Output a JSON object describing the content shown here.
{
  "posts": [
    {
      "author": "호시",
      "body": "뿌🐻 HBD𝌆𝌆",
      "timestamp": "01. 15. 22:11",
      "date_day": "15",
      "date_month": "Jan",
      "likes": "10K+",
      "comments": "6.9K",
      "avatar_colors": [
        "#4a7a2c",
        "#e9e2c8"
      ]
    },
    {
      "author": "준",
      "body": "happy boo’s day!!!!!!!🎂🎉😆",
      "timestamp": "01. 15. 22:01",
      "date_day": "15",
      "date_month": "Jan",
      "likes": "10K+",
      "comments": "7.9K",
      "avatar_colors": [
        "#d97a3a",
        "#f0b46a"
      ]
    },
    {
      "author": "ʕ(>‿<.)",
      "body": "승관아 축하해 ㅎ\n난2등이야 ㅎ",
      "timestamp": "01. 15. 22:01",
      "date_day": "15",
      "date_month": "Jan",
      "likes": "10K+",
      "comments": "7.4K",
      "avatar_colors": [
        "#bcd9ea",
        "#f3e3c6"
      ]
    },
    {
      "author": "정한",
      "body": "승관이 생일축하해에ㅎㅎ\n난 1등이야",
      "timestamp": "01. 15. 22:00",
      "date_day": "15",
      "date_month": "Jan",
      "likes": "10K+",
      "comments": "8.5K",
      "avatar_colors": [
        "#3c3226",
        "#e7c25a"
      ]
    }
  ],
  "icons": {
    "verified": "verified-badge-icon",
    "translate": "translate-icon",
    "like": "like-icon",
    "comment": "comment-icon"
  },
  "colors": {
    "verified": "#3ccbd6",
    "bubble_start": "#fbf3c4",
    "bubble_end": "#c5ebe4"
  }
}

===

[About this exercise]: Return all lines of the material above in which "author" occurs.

[Response]:
      "author": "호시",
      "author": "준",
      "author": "ʕ(>‿<.)",
      "author": "정한",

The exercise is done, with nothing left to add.